clock menu more-arrow no yes

Filed under:

PSA: Form is Temporary, Class is Permanent

New, comments

Five months on from Cardiff and the club has been on a roller coaster ride

Malaga CF v Real Madrid CF - La Liga Photo by Aitor Alcalde/Getty Images

The date was June 3rd, 2017. After joyously belting “Hala Madrid Y Nada Mas” for the fourth time with hundreds of fellow Madridistas at the Playright Irish Pub in New York City, the time had come to revel in this glory back home. Back-to-back Champions League triumphs, what seemed simply unfathomable, had been achieved. As I made my way out of the bar, a hand grabbed my arm, “Man, you will tell your grandchildren about this day. We are experiencing history, just enjoy it, enjoy it brother.” When I sat back to think about that statement, I began to recognize the magnitude of the victory. Books will be written about Zidane and his team, video montages will be replayed time and time again, and the best part, it could not be unwritten. Each Champions League triumph will be etched into the mind of Madridistas for all their lifetime. The Champions League trophy is the essence of the club and the lifeblood of the fans. There was no beating this emotional high.

Juventus v Real Madrid - UEFA Champions League Final
Scenes of pure jubilation just months ago in Cardiff
Photo by David Ramos/Getty Images

Five months on and Madrid fans have been on a rollercoaster ride. There were early lows; a lacklustre preseason, and the loss of fan favorites like Pepe, James, and Morata. The lows have been followed by some highs; the master class performances in both Super Cup’s over Manchester United and Barcelona and the influx of bright young talent like Theo Hernandez, Dani Ceballos, Jesus Vallejo, and Marcos Llorente into the squad. As of late, the rollercoaster has been spiralling down as the team looks to claw back an eight point lead from Barcelona in La Liga and lick the wounds from a rampant Spurs victory at Wembley. What has gone wrong? Fans and pundits alike will give you a laundry list of reasons — lack of depth/poor summer recruitment, Zidane’s tactical ability, Benzema and Ronaldo’s poor goal scoring form, selfish play from talented youngsters, bad luck, and on and on the list goes.

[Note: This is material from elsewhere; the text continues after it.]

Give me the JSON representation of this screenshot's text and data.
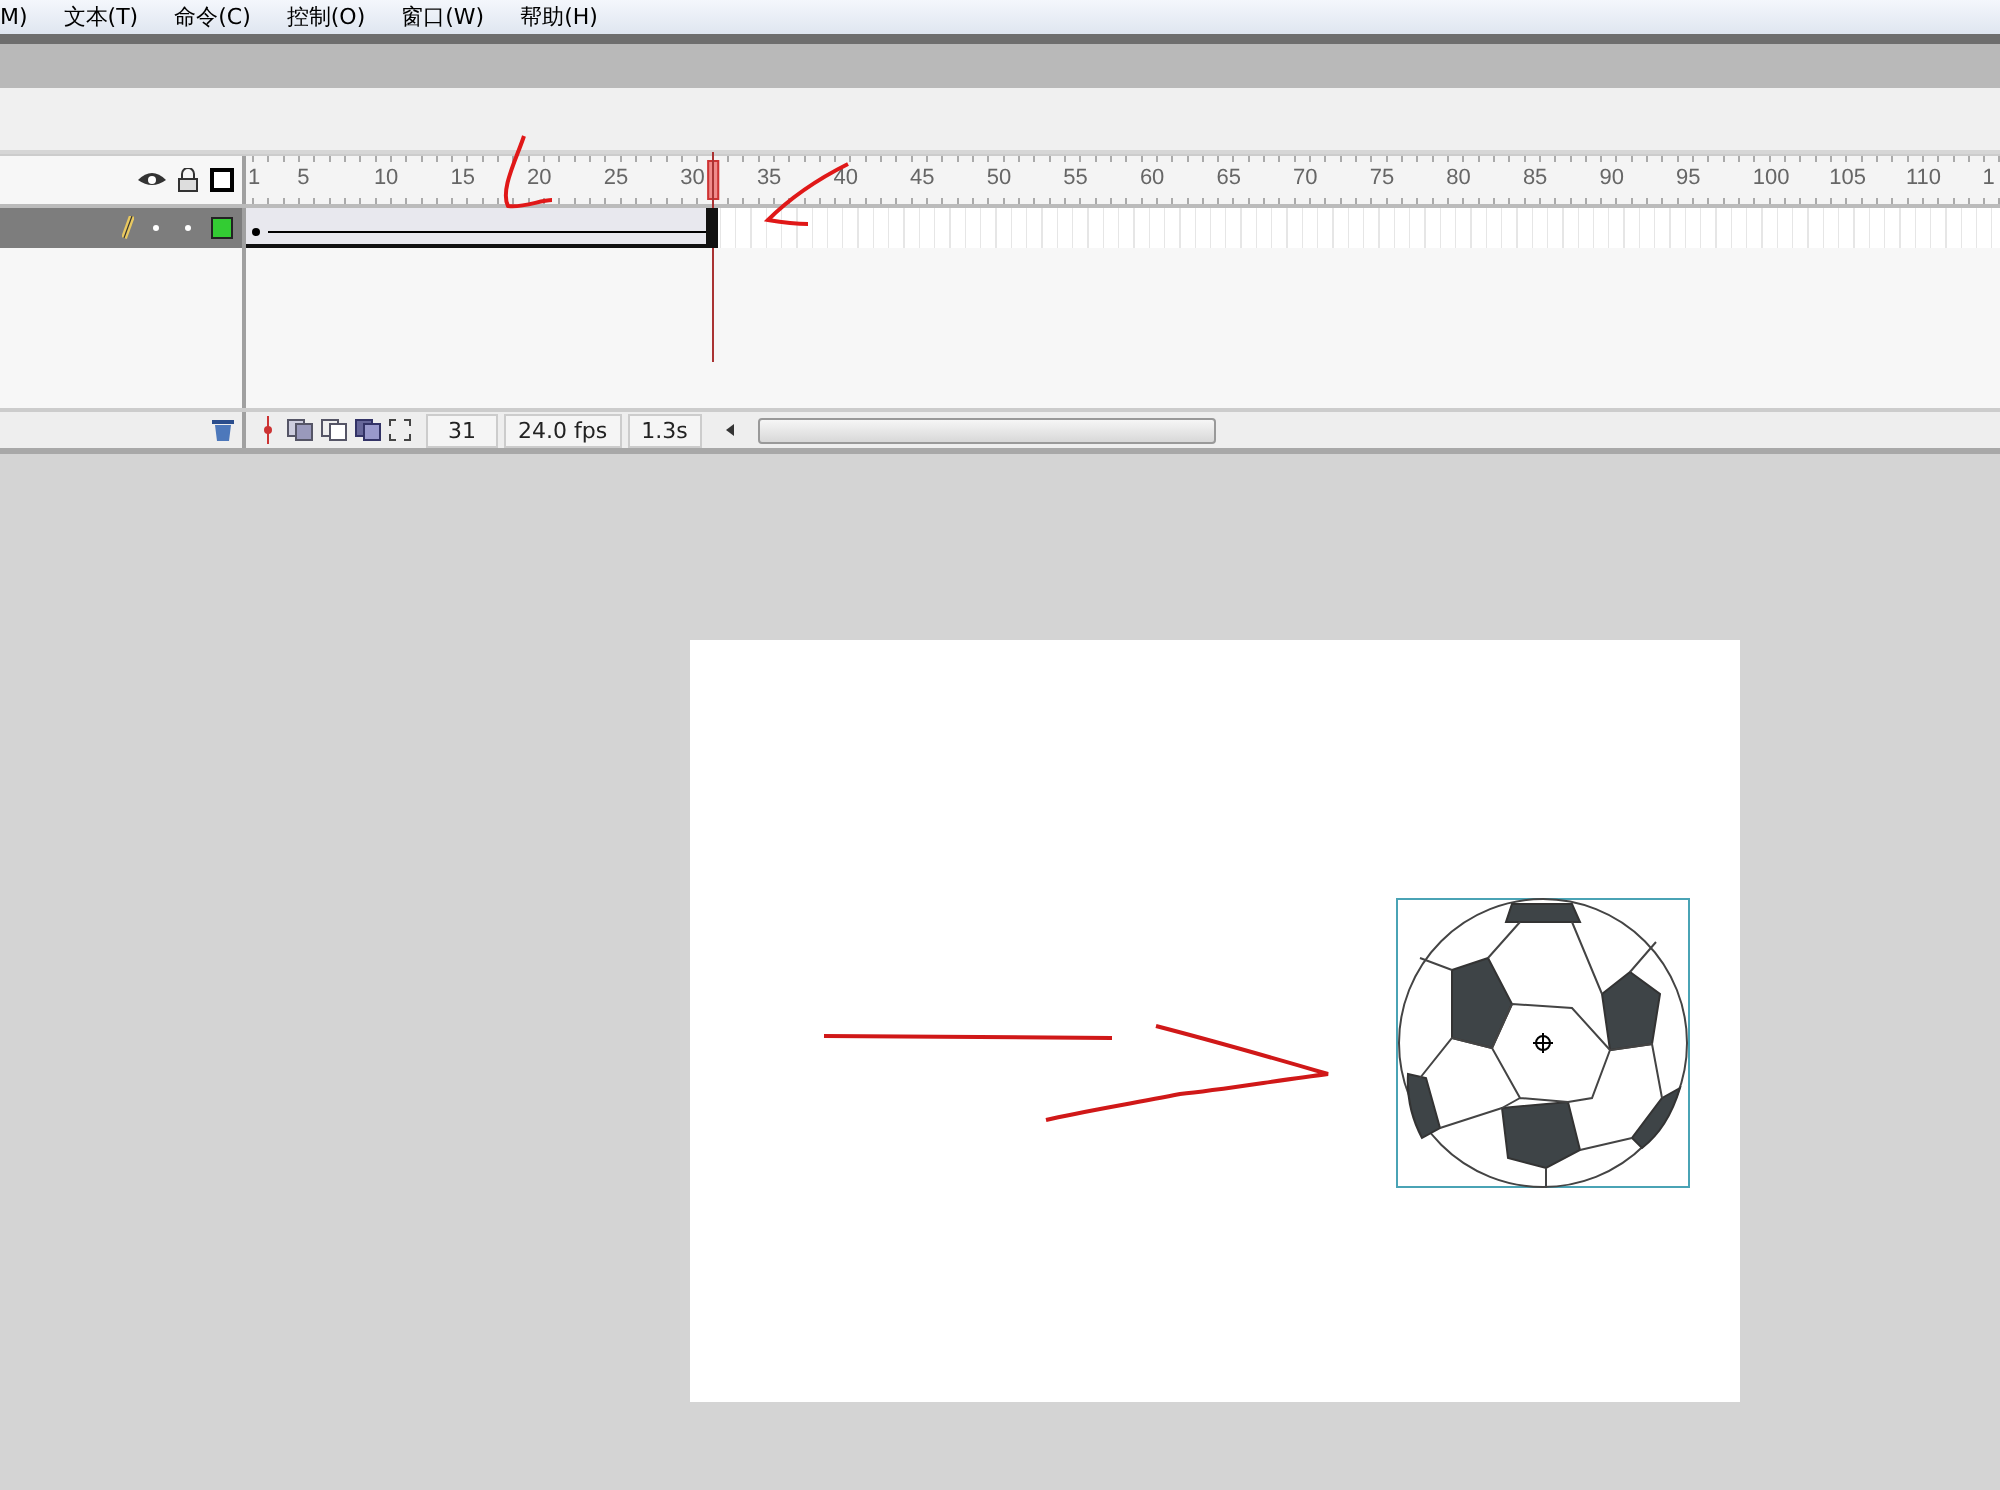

So what is the solution for a Madrid side that went from unbeatable and fear inducing to predictable in a matter of months? The solution came to me from a third party source. Taking in a premier league double header with an old friend, the conversation inevitably found its way to Madrid. Before my buddy gets a word out, I say “Let’s not talk about it, I’m still recovering from the loss to Spurs. We aren’t looking great right now.” My friend, a Chelsea fan, brought a refreshingly objective perspective: “Yeah, but you guys are Madrid, it’s November, you will be fine.”

He’s right. Fans across the world still fear this Madrid team. They know it’s just a matter of time until that rollercoaster returns to its tracks on a steady incline.

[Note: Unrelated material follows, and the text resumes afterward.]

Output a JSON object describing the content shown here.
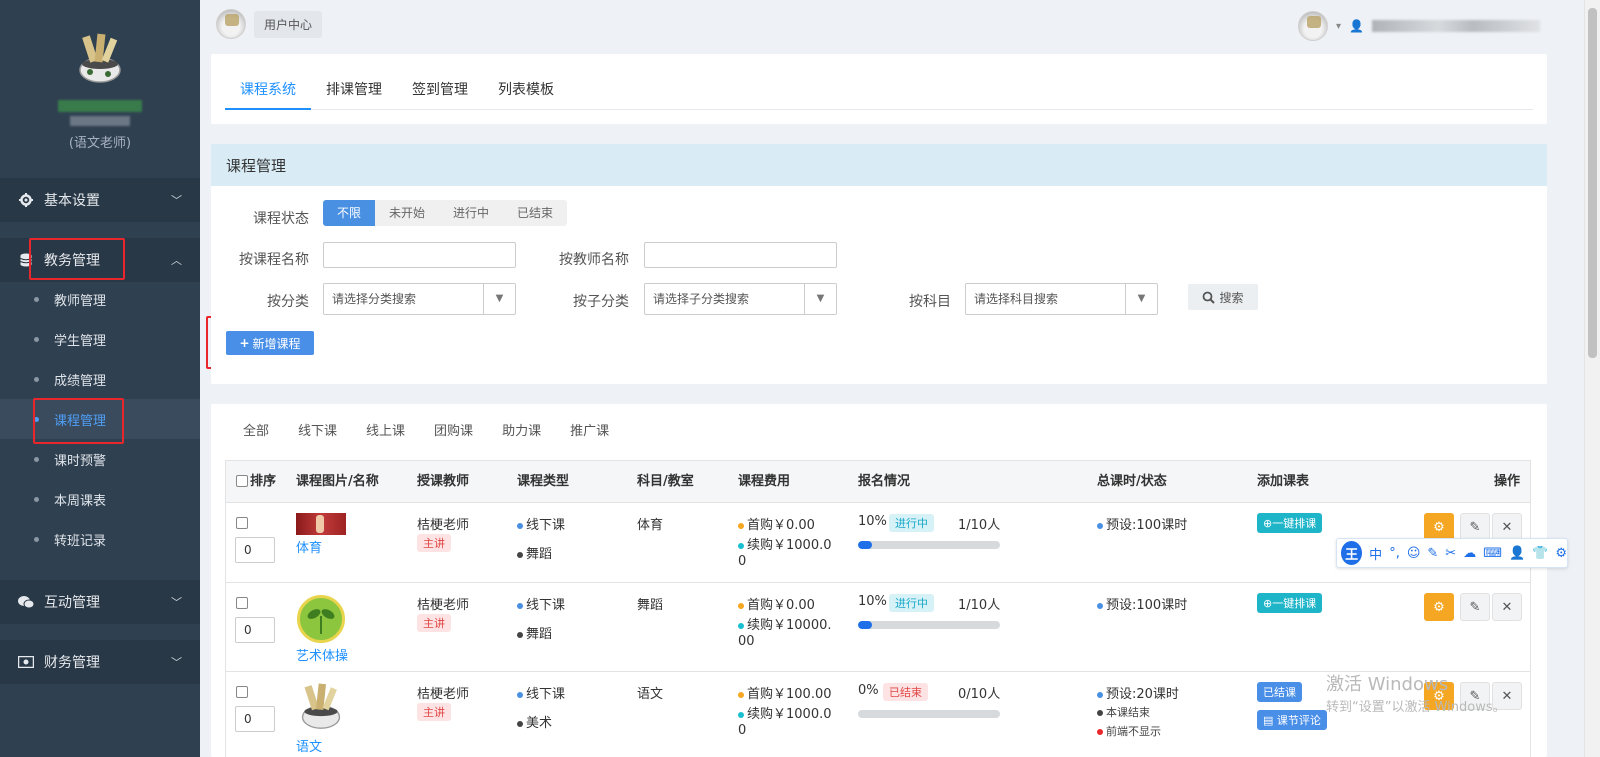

Karim Benzema, for all the frustration, will come good. The same for Ronaldo, and Marcelo, and Bale. Form is temporary, but class is permanent. These are three time Champions League winners, two time La Liga winners, two time Copa Del Rey winners, two time Club World Cup champions, and the accolades, both individual and group, run on for a reason. Often forgotten: players are not robots. Unlike video games, their stamina, physical problems, and mental focus cannot be recharged by the click of a button. Performances like that against Girona or the tactical beating laid out by Tottenham are not excusable. But defeats happen, dips in form happen, negative moments happen, and they have happened in every single season Real Madrid has ever played.

Tottenham Hotspur v Real Madrid - UEFA Champions League Photo by Mike Hewitt/Getty Images

The question now is, will this team respond? My answer would be a resounding yes. These players are still the best in the world, and five months has not changed that fact. Zidane is still the best manager for this job and will lead the team to more glory. Five months has not changed that either. Stability and persistence is the answer. Madrid may not even come out on top in the coming Madrid derby. Tactical restructuring and players’ form don’t come to be overnight. It is often said, the toughest thing for a winning team to do is to keep winning. To try and maintain that level from Cardiff will be this team’s biggest challenge. But five months on and they know what it is to lose that feeling, to go from hero to zero. If I were a betting man, I’d put money that these recent run of bad results will only fuel the fire for Zidane and his team. Fortunately, as Cristiano adeptly reminded everyone after the Spurs match, nothing is won in November. The club, from Pintus to Zidane and from Ronaldo to Florentino, they all do their talking at the end of the season, when trophies are won.